Visitors at the Cathedral of Saint Bavo can view what the painting would look like if it were intact today, thanks to a remarkable copy of the Righteous Judges Panel made in 1945 by Jef van der Veken, a brilliant restorer and one-time art forger. A few conspiracy theories suggest the restoration may in fact be the stolen original, painted over and sheepishly returned after the failed ransom negotiations.
In 2012, a BBC special produced by art historian and novelist Noah Charney on the still-missing work explored a church in the village of Wetteren where Goedertie played the organ every Sunday. Historians found an outline with the exact shape and dimensions of the stolen panel in the dust behind the organ rood.

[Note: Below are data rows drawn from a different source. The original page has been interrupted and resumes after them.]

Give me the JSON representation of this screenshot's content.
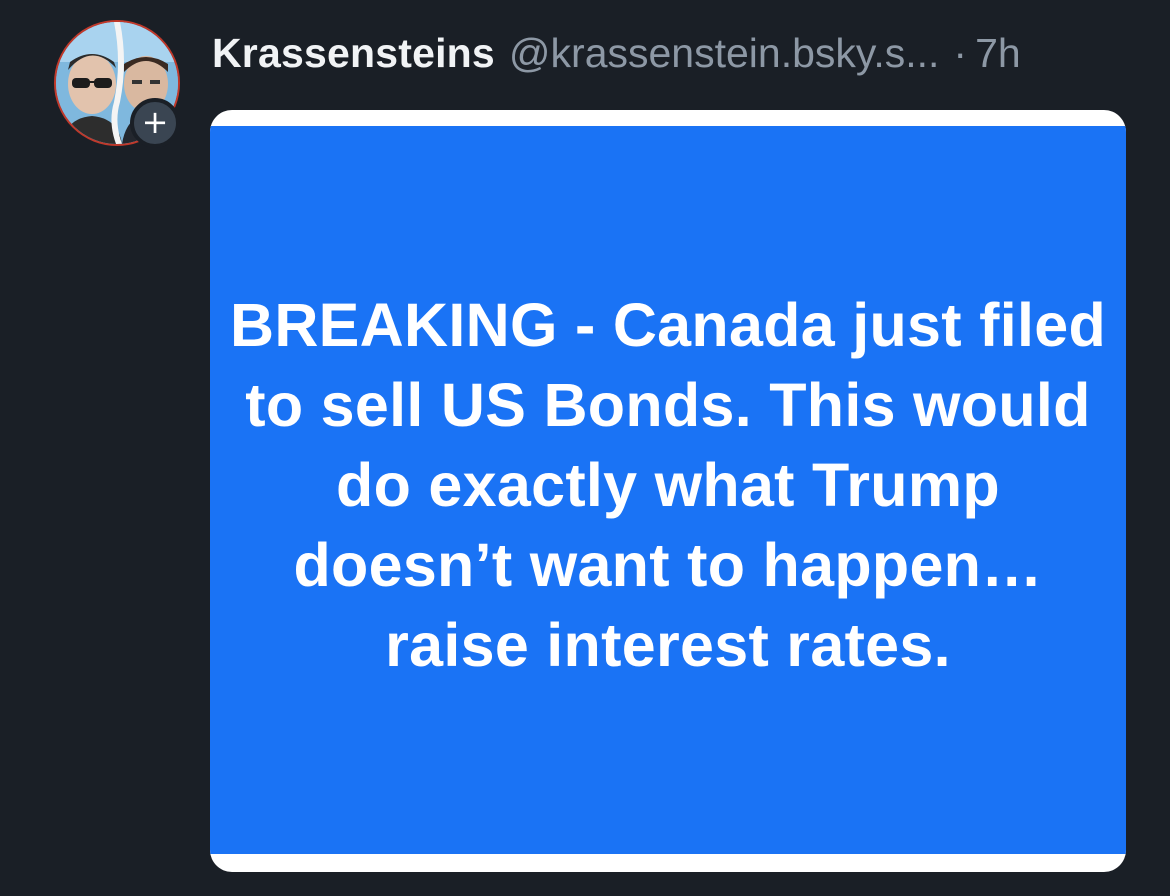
{
  "post": {
    "author": {
      "display_name": "Krassensteins",
      "handle": "@krassenstein.bsky.s...",
      "avatar_icon": "profile-avatar-two-men",
      "follow_icon": "plus-icon",
      "follow_symbol": "+"
    },
    "separator": "·",
    "timestamp": "7h",
    "image": {
      "background_color": "#1a73f5",
      "text": "BREAKING - Canada just filed to sell US Bonds. This would do exactly what Trump doesn’t want to happen…  raise interest rates."
    }
  },
  "colors": {
    "background": "#1a1f26",
    "name": "#f1f3f5",
    "muted": "#8d98a5",
    "image_blue": "#1a73f5"
  }
}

The panel almost certainly hung there in plain sight long enough for dust to settle around it.
A pair of young-adult novelists posited the newest altarpiece conspiracy theory in 2018, suggesting the panel may be buried under Kalandeberg Square, a popular shopping center in Ghent. This might have been a publicity stunt, as the square was revealed to be a prominent plot component in the writers’ book. Still, Ghent officials validated the claim as having some merit, pleading with the public to refrain from engaging in amateur excavations of the square.
Click here to learn about the early Renaissance panels in M.S. Rau’s fine art collection.
Last Seen (2018). First Season. Available at: https://www.npr.org/podcasts/648710646/last-seen
“Mona Lisa: The Theft that Created a Legend.” CNN.com. Accessed August 1, 2019. https://www.cnn.com/2013/11/18/world/europe/mona-lisa-the-theft/index.html.
The Theft that Made ‘Mona Lisa’ a Masterpiece. NPR.com. Accessed August 1, 2019. https://www.npr.org/2011/07/30/138800110/the-theft-that-made-the-mona-lisa-a-masterpiece.
“Lost Art: Chasing the Elusive Ghent Altarpiece Panel by Noah Charney.” TheArtNewspaper.com. Accessed August 1, 2019. https://www.theartnewspaper.com/feature/lost-art-chasing-the-elusive-ghent-altarpiece-panel.